LVA's New Educational Coordinatorby Literacy Volunteers and Advocates on 07/06/15
Kenneth Parker counts himself as lucky that he can use his passion for adult education to help move DC toward achieving a larger goal. LVA learners and supporters of adult literacy should count themselves as fortunate as they benefit from Mr. Parker's knowledge and commitment.
As LVA's new educational coordinator, Mr. Parker, is well-qualified. Not only does he have hands-on experience in teaching but he offers a solid grounding in academic knowledge. He is an adjunct professor of education at the University of the District of Columbia Community College and at Johns Hopkins University in Baltimore.
Mr. Parker is developing a curriculum for LVA that can better aid learners in their efforts to master basic literacy skills. He believes that it is important to develop a unified curriculum that will help learners and instructors to build upon new found skills and knowledge.
Mr. Parker has seen many learners -- in public school and now at LVA -- improve their skills. He is pleased to see that LVA tutors, instructors, and learners possess the passion and desire to improve reading skills which are vital elements needed to achieve success.
Tutoring and teaching are more than just "jobs" to Mr. Parker.

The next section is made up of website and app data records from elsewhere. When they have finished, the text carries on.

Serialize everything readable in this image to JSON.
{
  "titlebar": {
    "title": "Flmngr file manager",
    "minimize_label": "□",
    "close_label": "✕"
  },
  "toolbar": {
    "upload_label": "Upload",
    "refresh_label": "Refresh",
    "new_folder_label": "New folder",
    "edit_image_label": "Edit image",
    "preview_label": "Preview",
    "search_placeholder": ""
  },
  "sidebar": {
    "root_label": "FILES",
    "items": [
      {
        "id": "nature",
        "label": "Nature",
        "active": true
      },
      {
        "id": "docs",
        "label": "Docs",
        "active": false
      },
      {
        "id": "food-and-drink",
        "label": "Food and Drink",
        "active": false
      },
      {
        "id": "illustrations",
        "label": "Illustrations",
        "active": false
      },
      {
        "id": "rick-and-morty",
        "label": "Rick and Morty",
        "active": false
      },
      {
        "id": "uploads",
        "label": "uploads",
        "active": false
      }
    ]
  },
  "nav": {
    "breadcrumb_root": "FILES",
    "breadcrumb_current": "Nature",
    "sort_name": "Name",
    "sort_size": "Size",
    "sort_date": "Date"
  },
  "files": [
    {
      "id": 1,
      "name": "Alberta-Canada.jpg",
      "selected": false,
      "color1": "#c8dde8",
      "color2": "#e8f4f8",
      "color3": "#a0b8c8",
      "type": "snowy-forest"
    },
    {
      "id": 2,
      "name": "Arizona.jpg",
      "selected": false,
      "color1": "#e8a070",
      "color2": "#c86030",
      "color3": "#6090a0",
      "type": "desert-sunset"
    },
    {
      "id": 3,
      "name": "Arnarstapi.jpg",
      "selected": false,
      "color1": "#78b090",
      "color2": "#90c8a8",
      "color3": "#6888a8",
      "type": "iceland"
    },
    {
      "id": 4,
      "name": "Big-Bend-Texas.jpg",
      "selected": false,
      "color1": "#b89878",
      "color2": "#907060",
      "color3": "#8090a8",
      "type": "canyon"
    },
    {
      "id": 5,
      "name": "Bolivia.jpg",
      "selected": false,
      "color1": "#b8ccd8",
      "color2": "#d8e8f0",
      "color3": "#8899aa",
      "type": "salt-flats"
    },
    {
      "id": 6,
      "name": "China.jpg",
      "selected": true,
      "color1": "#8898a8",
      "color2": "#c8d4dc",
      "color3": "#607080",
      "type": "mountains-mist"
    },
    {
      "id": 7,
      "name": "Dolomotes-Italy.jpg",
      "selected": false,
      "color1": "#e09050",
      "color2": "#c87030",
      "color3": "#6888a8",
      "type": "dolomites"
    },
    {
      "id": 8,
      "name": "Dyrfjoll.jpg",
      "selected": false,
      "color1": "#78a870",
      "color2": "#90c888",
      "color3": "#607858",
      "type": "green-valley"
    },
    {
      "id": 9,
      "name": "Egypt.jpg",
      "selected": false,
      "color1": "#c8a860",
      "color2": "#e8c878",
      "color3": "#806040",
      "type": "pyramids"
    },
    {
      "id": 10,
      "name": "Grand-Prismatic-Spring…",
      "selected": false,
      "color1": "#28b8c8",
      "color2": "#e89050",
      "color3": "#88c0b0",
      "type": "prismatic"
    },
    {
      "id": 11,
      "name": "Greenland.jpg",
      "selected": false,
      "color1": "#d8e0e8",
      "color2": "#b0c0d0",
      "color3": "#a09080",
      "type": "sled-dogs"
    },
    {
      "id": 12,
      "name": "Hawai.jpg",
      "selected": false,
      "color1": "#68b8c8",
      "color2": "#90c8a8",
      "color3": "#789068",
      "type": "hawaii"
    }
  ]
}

"For as long as I can remember I have been passionate about education," recalls Mr. Parker, who held tutoring positions in college. He also helped establish a tutoring organization that paired students with children of impoverished backgrounds.
It was as a fourth grade teacher that Mr. Parker came to understand just how truly damaging the lack of basic literacy skills could be to young children.
"When I was a classroom teacher and administrator in the public school system here in DC, it really saddened me to encounter students who were unable to read," he recalls.
As a fourth grade teacher in SE DC, he says many of the students had been pushed through the system without having the skills necessary to succeed. Many of the students he encountered in elementary school were reading at least two to three grade levels behind.
Public school systems in DC and other places are striving to improve their ability to serve students whose background and lack of skills put them at an initial disadvantage. Yet, too many of these students have left school with sub-standard literacy skills which leaves them at a huge disadvantage in DC's demanding job market and in trying to raise their families.
That's why Mr. Parker sees LVA's mission as being about social justice as much as it is about literacy. More than ever, the two are increasingly intertwined.
"Adult literacy and adult education are of the utmost importance. It is one of the keys to moving significant numbers of people out of poverty. Without the ability to read, write, and compute these adults are relegated to living below the poverty level."